Friday, August 22, 2008

Enter the American optimist

I'm the kind of person that roots for the underdog, so I don't necessarily enjoy the fact that I was born in a country that, at least for the moment, happens to be a major world power whose biggest export is a weird entertainment culture that, apart from being poorly representative, subsumes almost everything it touches. If I had to pick a country that fit my personality better I would pick somewhere much less flashy, someplace smaller, a bit more buttoned up and happy to have a discussion until the wee hours of the morning. But, alas, we do not pick our country of origin. And, sadly, we cannot change its history or cover up its sins or bury it under a big ton of rocks. We are stuck with it.

I feel particularly stuck with it because we are some of a few lonely representatives of this nation around here. I hope I'm not belaboring this fact in my writings here. I don't really mean to sound dramatic. But the US is a big country to represent and there is a wild amount of misinformation floating about. It is an exhausting job.

You see, for every misconception we correct, there is some other ugly fact that we can neither conceal nor deny. Just recently: Of course someone without insurance with get emergency care at the hospital. And oh yeah, millions of people have no coverage at all. Of course there are still some native Americans left in the US. Err... let me tell you about the first Thanksgiving! And although I used to try to deny the "so many more Americans must be obese" conclusion, I've been defeated on that one. Too many people come back from visits to the US saying this. How 'bout them free refills?

Also, no one seems to know or appreciate the really great things about our rapidly aging nation. Like how many kinds of potatoes there are. Or that we have trees that are wider than a car, even the big old American kind. How you can get edible Chinese food almost anywhere. That the sky can seem even huger if you can get alone enough. That you can find a hundred languages and a jillion small businesses in a city block. How it's so diverse assumptions are useless. And so huge you could never begin to summarize it in one paragraph.

There's no explaining these things, really. And maybe I just need them to be great so they can act for me as a mental counterweight to the heavy bundle of cultural and political crimes America as a community has committed. In any case, pessimistic people usually like to stick with the dark version of the story. I cannot blame them. It's much easier to stick to a tidy narrative than to acknowledge you may have severely misjudged the complexity and diversity of a country everyone knows everything about.

5 comments:

Lee said...

Hmmm... reading this, I thought "I'm sure people from other nations have a lot of misconceptions about us Americans, but at least they can (probably) find us on a map. A lot of recent polls have shown that not only can Americans not find other countries on a map (and probably know extraordinarily little about their cultures) but upwards of 20% can't even find the bloody U S of A on a map."

Swiss Ms. said...

Yeah, kind of hard to be optimistic about that.
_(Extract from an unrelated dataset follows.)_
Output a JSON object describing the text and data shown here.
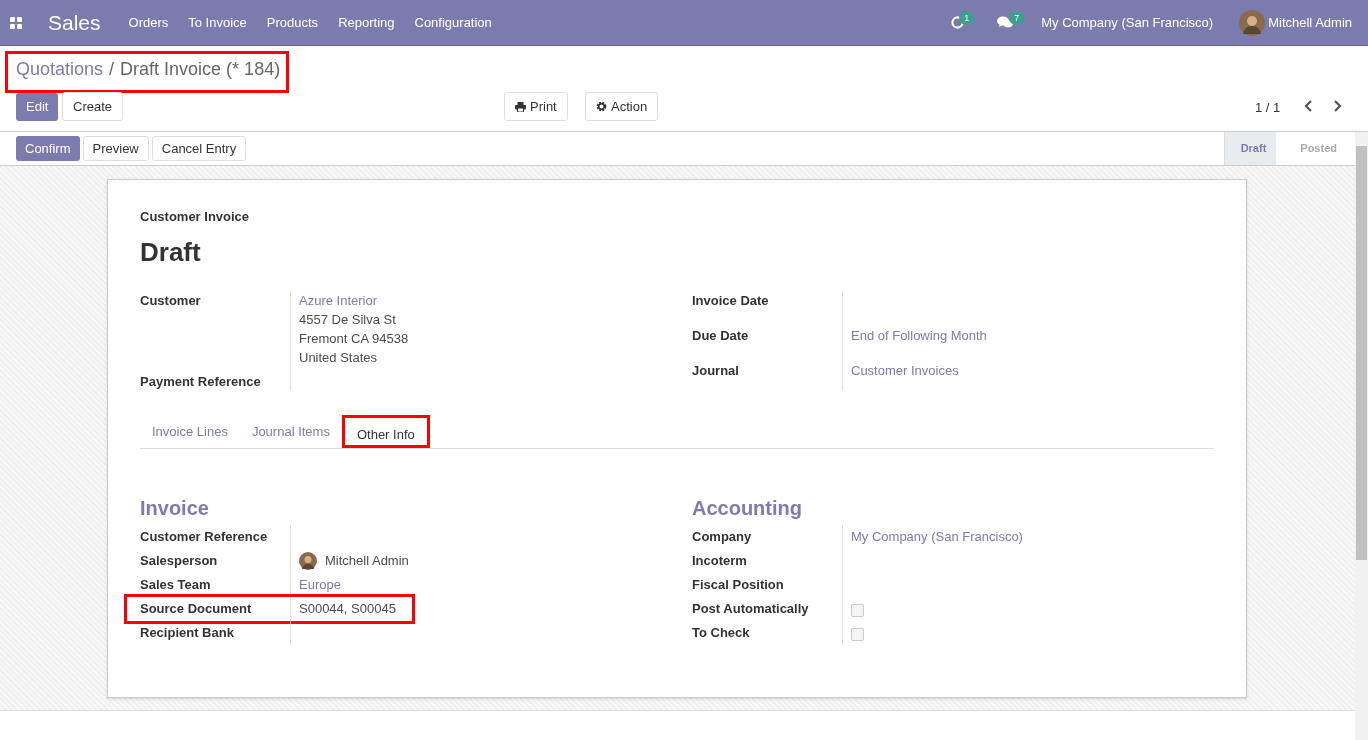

I don't know what to do about that fact. There's no decent explanation, really. I think generally we are so egocentric that we don't even feel the need of knowing our position relative to the rest of the world. But maybe things will change as our interactions become more global. Could get even more embarrassing if not....

miss SC said...

i think i pretty much
cleared this up a while
back...

Julie and Captain said...

I definitely understand where you're coming from. Too often I feel very defensive about my country of birth, particularly of late.

And let me just say, the new 90210 is NOT helping our cause.

Swiss Ms. said...

90210 is definitely one of our cultural crimes.